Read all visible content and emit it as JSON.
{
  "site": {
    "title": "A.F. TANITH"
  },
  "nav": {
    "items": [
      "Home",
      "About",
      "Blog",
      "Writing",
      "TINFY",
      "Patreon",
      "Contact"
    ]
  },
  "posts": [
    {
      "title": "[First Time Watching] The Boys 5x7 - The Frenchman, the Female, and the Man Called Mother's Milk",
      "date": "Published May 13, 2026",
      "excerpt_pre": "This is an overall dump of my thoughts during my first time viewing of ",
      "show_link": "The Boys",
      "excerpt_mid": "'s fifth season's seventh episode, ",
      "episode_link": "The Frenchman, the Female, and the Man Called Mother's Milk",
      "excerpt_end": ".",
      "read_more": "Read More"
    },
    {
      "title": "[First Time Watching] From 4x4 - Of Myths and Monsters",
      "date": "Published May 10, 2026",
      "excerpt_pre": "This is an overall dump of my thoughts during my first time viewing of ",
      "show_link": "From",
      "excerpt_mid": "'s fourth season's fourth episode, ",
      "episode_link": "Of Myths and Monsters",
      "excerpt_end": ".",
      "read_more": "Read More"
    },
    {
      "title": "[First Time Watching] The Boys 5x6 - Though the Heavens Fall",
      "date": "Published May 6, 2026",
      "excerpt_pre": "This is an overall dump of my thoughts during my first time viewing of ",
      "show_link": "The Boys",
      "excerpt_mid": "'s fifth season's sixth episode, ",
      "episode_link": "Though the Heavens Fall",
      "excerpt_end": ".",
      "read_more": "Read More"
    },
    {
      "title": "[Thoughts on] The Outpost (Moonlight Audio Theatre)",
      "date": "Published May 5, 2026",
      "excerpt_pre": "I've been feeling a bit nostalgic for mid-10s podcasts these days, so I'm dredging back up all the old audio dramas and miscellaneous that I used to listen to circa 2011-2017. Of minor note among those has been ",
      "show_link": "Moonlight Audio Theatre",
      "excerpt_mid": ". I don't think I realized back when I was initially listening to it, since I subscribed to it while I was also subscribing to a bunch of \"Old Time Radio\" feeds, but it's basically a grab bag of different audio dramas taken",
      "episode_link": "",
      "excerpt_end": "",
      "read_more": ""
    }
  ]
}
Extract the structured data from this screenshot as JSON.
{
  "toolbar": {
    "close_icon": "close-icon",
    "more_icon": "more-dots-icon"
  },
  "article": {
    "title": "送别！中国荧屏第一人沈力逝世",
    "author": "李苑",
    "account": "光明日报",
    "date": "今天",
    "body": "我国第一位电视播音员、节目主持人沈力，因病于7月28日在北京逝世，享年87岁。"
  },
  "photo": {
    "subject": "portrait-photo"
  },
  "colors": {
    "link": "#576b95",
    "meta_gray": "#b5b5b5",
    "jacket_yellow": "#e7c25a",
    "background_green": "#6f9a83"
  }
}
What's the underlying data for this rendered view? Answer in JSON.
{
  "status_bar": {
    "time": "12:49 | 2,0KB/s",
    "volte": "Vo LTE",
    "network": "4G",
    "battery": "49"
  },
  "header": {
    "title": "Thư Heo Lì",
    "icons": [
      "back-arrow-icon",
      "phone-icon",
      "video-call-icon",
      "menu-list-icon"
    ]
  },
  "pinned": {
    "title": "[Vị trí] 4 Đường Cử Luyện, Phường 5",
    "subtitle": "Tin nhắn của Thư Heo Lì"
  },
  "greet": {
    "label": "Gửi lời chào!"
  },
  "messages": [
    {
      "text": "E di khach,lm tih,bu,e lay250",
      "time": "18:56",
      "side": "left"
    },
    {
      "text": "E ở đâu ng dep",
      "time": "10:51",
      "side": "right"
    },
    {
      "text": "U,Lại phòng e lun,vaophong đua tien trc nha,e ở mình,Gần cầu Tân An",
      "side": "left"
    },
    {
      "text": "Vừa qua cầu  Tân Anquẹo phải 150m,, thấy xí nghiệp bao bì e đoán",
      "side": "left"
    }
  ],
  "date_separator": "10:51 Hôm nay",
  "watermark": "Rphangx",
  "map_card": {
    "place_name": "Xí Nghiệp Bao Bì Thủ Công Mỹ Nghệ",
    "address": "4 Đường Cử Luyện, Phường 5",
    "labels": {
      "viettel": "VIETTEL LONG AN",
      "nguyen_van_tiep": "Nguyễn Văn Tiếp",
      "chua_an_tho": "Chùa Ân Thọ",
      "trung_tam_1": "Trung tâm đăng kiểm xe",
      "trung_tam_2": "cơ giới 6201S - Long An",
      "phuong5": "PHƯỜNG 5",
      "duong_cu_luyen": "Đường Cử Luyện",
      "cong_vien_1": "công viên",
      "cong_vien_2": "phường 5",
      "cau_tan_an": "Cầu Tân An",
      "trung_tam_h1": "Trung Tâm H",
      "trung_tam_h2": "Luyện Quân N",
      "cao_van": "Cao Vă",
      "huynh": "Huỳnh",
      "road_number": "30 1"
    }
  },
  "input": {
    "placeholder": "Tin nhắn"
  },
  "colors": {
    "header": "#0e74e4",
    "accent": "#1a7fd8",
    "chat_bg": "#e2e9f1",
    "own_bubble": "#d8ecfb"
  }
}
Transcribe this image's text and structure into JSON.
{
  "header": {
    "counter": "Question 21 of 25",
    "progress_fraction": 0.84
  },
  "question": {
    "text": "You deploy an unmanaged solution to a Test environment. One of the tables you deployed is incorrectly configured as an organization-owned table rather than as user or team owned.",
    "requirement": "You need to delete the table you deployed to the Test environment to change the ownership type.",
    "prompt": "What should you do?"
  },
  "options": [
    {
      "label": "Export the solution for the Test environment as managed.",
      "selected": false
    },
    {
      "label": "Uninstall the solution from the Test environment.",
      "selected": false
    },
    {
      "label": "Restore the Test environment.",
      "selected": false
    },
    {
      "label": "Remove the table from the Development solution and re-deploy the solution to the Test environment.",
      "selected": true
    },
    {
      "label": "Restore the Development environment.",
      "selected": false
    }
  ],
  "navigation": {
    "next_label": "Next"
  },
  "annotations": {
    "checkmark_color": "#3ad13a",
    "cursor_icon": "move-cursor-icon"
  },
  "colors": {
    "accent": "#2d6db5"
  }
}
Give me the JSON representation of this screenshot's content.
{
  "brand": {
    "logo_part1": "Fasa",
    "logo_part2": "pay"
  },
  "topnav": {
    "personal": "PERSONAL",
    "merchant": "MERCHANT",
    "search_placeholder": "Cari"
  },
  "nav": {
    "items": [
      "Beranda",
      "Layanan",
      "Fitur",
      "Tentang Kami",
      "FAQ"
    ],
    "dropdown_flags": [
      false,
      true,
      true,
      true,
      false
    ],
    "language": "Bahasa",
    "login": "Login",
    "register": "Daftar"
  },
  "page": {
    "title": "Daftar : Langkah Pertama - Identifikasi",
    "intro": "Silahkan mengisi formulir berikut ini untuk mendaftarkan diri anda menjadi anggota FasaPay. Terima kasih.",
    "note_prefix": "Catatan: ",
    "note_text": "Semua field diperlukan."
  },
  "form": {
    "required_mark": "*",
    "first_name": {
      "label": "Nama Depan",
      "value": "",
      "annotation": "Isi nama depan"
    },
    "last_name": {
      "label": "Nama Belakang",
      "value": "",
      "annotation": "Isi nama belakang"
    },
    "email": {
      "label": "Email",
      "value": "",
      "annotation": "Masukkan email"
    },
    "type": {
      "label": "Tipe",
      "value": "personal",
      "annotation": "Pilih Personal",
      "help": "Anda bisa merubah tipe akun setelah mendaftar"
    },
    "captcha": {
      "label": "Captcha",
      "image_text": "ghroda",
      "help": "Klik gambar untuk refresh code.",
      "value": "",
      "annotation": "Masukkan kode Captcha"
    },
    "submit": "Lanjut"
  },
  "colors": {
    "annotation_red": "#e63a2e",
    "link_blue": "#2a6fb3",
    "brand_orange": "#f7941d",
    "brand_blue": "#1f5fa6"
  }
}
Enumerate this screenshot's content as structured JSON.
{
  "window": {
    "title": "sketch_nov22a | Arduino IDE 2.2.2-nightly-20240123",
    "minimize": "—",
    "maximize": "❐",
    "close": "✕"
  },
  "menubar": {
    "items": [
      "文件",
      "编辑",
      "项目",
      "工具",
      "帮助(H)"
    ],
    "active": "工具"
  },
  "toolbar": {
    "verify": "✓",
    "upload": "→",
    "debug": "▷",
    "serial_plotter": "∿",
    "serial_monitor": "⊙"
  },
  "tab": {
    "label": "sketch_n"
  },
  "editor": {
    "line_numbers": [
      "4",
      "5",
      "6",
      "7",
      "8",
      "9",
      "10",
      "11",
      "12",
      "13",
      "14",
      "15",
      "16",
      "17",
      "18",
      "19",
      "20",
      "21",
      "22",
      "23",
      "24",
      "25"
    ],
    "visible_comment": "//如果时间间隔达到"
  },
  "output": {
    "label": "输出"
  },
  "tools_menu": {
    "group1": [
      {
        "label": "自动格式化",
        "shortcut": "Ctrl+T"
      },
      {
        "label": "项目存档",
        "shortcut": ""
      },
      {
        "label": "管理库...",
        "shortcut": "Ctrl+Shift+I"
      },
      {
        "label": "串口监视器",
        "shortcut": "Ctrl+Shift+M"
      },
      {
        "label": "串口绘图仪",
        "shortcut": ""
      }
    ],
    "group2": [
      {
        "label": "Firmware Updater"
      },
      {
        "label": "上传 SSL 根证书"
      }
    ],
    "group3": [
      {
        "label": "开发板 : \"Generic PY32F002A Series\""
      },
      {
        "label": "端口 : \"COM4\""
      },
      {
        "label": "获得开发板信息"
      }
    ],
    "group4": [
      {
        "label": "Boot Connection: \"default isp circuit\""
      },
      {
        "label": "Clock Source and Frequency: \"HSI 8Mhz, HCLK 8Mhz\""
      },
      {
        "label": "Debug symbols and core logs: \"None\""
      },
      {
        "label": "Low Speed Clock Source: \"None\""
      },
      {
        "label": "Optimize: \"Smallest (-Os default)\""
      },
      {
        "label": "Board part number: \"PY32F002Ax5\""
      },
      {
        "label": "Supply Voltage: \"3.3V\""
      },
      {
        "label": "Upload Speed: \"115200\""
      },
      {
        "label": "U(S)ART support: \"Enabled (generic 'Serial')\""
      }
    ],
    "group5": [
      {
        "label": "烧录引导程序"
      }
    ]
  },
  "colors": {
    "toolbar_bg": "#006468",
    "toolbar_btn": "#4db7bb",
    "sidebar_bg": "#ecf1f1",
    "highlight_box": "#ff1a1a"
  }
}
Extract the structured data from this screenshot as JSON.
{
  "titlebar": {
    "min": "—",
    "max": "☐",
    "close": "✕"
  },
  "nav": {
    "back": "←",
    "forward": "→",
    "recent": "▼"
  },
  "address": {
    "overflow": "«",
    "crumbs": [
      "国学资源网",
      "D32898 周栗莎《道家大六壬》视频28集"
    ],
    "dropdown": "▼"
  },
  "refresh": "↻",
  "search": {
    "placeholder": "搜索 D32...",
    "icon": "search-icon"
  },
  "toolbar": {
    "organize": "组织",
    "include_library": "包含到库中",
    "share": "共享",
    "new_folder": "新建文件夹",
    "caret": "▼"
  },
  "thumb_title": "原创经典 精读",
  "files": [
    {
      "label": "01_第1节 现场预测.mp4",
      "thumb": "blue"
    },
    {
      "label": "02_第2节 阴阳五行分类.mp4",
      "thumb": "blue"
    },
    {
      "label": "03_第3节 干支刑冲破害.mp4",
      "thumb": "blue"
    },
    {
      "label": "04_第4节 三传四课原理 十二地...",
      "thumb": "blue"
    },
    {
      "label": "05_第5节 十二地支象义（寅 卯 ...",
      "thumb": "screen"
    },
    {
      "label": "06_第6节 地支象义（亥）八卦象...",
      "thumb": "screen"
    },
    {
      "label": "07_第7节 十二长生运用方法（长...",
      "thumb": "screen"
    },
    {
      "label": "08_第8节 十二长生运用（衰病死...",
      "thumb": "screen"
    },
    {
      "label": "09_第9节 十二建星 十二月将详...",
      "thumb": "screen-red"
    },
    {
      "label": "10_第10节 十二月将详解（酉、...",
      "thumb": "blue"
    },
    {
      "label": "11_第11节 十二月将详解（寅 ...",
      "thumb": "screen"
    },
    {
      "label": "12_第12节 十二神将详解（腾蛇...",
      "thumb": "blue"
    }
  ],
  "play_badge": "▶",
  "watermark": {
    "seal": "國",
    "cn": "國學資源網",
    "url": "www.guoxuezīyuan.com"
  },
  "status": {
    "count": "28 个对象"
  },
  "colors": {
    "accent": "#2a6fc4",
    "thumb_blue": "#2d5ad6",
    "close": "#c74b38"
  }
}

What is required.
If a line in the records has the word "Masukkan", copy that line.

Task response.
      "annotation": "Masukkan email"
      "annotation": "Masukkan kode Captcha"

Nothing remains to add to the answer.